Unlike Matt, I forgot to save my text, but I do suggest reminding the governor of 2 key points:

1. Bicycle tourism is a growing sector in Oregon’s economy with tremendous potential. Continued investments will be key in realizing that potential.

2. TE projects are an important component in reducing Oregon’s greenhouse gas emissions.

I am sure there’s an argument to be made about equity as well (amt/percentage money spent on motorized vs. nonmotorized modes), but since I don’t have the numbers I’m not confident about making that argument.

Burk
Guest
Burk

Done and Done – So, I’m not sure I understand why this happened:

“Then, just over a week ago, the U.S. Department of Transportation issued an order implementing Congress’ call for the return of an additional $3.47 billion in transportation money.”

Is there some kind of reason they are asking for all this money back?

Dave Thomson
Guest
Dave Thomson

Very interesting. If you follow the link on the Rails-to-Trails page, just above the map, to the “TE cuts by state” page you will see that in 2006 Oregon took 68% of their total Federal funding cut out of TE funds. This was the HIGHEST percentage of ANY state. This appears bass-ackwards for a state that is supposed to be leading the green revolution.

Matt P.
Guest

Ok, so apparently ODOT is covered. What about PDOT? Metro? County? Milwaukie, Beaverton, Hillsboro, Gresham?

Or does ODOT receive all of the TE funding and distribute from there?

Evan Manvel, BTA
Guest

The OTC (that governs ODOT) is in charge of deciding what programs will be cut.
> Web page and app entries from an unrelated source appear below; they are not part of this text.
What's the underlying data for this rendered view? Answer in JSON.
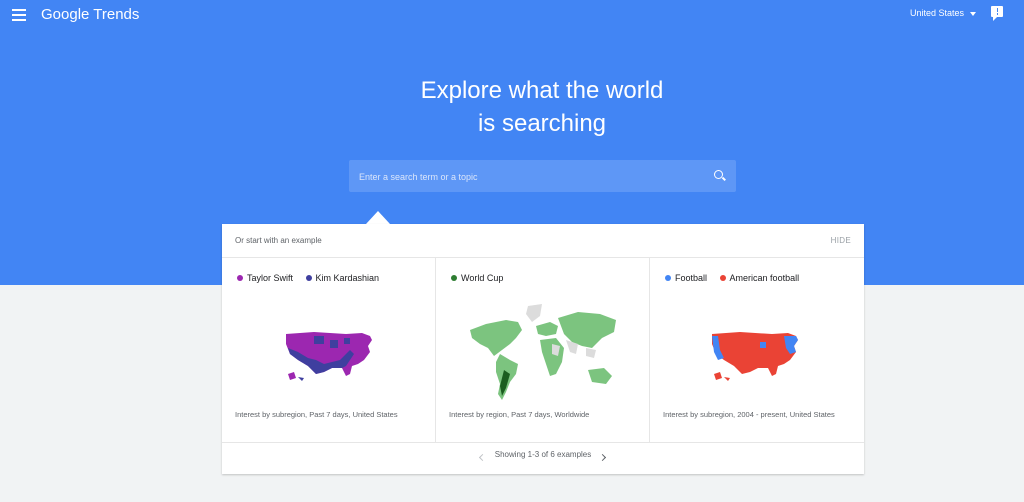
{
  "header": {
    "app_name": "Google Trends",
    "country": "United States"
  },
  "hero": {
    "line1": "Explore what the world",
    "line2": "is searching"
  },
  "search": {
    "placeholder": "Enter a search term or a topic"
  },
  "examples": {
    "title": "Or start with an example",
    "hide_label": "HIDE",
    "cards": [
      {
        "legend": [
          {
            "label": "Taylor Swift",
            "color": "#9c27b0"
          },
          {
            "label": "Kim Kardashian",
            "color": "#3f3f9f"
          }
        ],
        "caption": "Interest by subregion, Past 7 days, United States"
      },
      {
        "legend": [
          {
            "label": "World Cup",
            "color": "#4caf50"
          }
        ],
        "caption": "Interest by region, Past 7 days, Worldwide"
      },
      {
        "legend": [
          {
            "label": "Football",
            "color": "#4285f4"
          },
          {
            "label": "American football",
            "color": "#ea4335"
          }
        ],
        "caption": "Interest by subregion, 2004 - present, United States"
      }
    ],
    "pager_text": "Showing 1-3 of 6 examples"
  },
  "colors": {
    "hero_blue": "#4285f4",
    "search_bg": "#5e97f6",
    "page_bg": "#f1f3f4"
  }
}
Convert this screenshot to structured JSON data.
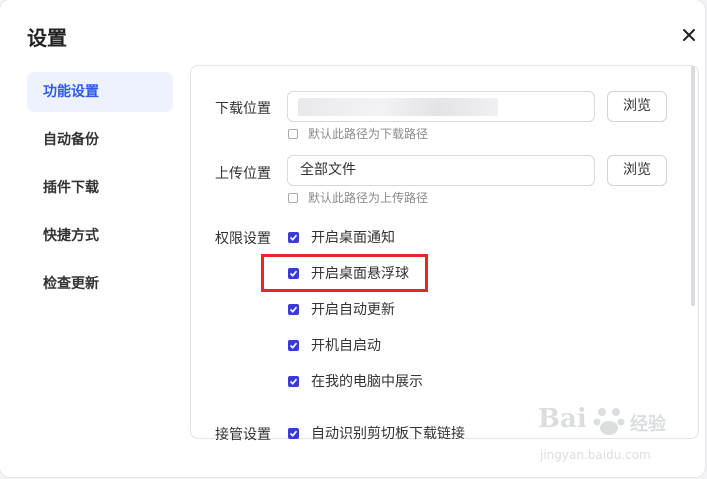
{
  "dialog": {
    "title": "设置"
  },
  "sidebar": {
    "items": [
      {
        "label": "功能设置",
        "active": true
      },
      {
        "label": "自动备份"
      },
      {
        "label": "插件下载"
      },
      {
        "label": "快捷方式"
      },
      {
        "label": "检查更新"
      }
    ]
  },
  "download": {
    "label": "下载位置",
    "value": "",
    "browse": "浏览",
    "default_hint": "默认此路径为下载路径",
    "default_checked": false
  },
  "upload": {
    "label": "上传位置",
    "value": "全部文件",
    "browse": "浏览",
    "default_hint": "默认此路径为上传路径",
    "default_checked": false
  },
  "permissions": {
    "label": "权限设置",
    "options": [
      {
        "label": "开启桌面通知",
        "checked": true
      },
      {
        "label": "开启桌面悬浮球",
        "checked": true
      },
      {
        "label": "开启自动更新",
        "checked": true
      },
      {
        "label": "开机自启动",
        "checked": true
      },
      {
        "label": "在我的电脑中展示",
        "checked": true
      }
    ]
  },
  "takeover": {
    "label": "接管设置",
    "option": {
      "label": "自动识别剪切板下载链接",
      "checked": true
    }
  },
  "watermark": {
    "brand": "Bai",
    "brand2": "经验",
    "url": "jingyan.baidu.com"
  },
  "colors": {
    "accent": "#2f5bea",
    "checkbox": "#3a3ad6",
    "highlight": "#e8262a"
  },
  "icons": {
    "close": "close-icon",
    "check": "check-icon"
  }
}
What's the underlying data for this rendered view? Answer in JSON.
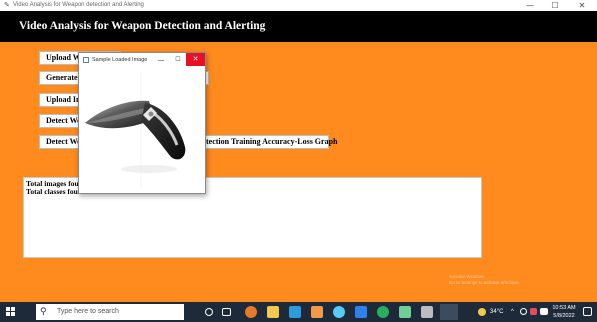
{
  "window": {
    "title": "Video Analysis for Weapon detection and Alerting",
    "min_glyph": "—",
    "max_glyph": "☐",
    "close_glyph": "✕"
  },
  "app": {
    "heading": "Video Analysis for Weapon Detection and Alerting",
    "buttons": [
      "Upload We",
      "Generate &",
      "Upload Im",
      "Detect We",
      "Detect We"
    ],
    "graph_button_suffix": "tection Training Accuracy-Loss Graph",
    "results": [
      "Total images four",
      "Total classes four"
    ],
    "activate_line1": "Activate Windows",
    "activate_line2": "Go to Settings to activate Windows."
  },
  "popup": {
    "title": "Sample Loaded Image",
    "min_glyph": "—",
    "max_glyph": "☐",
    "close_glyph": "✕"
  },
  "taskbar": {
    "search_placeholder": "Type here to search",
    "weather": "34°C",
    "time": "10:53 AM",
    "date": "5/8/2022",
    "tray_chevron": "^"
  },
  "colors": {
    "app_background": "#ff8a1e",
    "header_bar": "#000000",
    "taskbar": "#1e2a3a",
    "popup_close": "#e81123"
  }
}
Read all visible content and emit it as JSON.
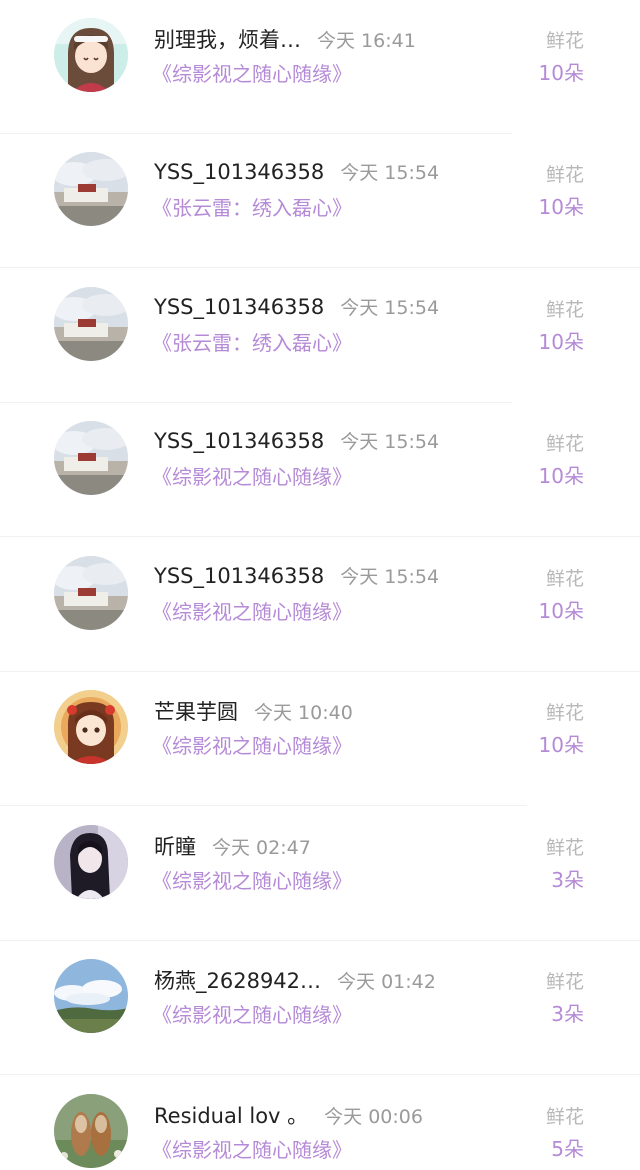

Unlike past recissions, this one gave ODOT and OTC too much flexibility and they cut past TE. The local governments tend to like TE money, and support it.

So, if you decide to do anything (again, this is mostly water under the bridge), the best thing is to write to the OTC in support of TE moneys and all programs sharing in the recission burden (or even other programs getting cut more, given past gutting of TE funds).